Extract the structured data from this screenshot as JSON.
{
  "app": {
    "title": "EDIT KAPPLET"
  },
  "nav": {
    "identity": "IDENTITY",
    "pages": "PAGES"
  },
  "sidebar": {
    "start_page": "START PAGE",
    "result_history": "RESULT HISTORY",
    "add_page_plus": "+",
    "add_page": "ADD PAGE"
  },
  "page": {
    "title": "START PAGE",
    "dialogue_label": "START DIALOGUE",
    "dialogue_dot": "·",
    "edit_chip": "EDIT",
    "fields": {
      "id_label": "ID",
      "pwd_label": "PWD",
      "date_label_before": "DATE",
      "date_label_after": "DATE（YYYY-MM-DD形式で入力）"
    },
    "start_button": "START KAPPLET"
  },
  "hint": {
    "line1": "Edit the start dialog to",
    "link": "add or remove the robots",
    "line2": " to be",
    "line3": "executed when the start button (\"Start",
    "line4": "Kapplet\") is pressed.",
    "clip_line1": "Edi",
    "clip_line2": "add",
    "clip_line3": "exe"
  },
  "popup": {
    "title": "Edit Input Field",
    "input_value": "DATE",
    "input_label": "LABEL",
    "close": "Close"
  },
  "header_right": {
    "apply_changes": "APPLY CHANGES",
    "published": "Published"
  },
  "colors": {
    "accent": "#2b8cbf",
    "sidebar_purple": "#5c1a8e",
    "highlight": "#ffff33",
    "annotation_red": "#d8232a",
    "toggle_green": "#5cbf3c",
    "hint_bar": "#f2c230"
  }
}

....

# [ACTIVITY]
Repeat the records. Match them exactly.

# [YOUR RESPONSE]
Extract the structured data from this screenshot as JSON.
{
  "app": {
    "title": "EDIT KAPPLET"
  },
  "nav": {
    "identity": "IDENTITY",
    "pages": "PAGES"
  },
  "sidebar": {
    "start_page": "START PAGE",
    "result_history": "RESULT HISTORY",
    "add_page_plus": "+",
    "add_page": "ADD PAGE"
  },
  "page": {
    "title": "START PAGE",
    "dialogue_label": "START DIALOGUE",
    "dialogue_dot": "·",
    "edit_chip": "EDIT",
    "fields": {
      "id_label": "ID",
      "pwd_label": "PWD",
      "date_label_before": "DATE",
      "date_label_after": "DATE（YYYY-MM-DD形式で入力）"
    },
    "start_button": "START KAPPLET"
  },
  "hint": {
    "line1": "Edit the start dialog to",
    "link": "add or remove the robots",
    "line2": " to be",
    "line3": "executed when the start button (\"Start",
    "line4": "Kapplet\") is pressed.",
    "clip_line1": "Edi",
    "clip_line2": "add",
    "clip_line3": "exe"
  },
  "popup": {
    "title": "Edit Input Field",
    "input_value": "DATE",
    "input_label": "LABEL",
    "close": "Close"
  },
  "header_right": {
    "apply_changes": "APPLY CHANGES",
    "published": "Published"
  },
  "colors": {
    "accent": "#2b8cbf",
    "sidebar_purple": "#5c1a8e",
    "highlight": "#ffff33",
    "annotation_red": "#d8232a",
    "toggle_green": "#5cbf3c",
    "hint_bar": "#f2c230"
  }
}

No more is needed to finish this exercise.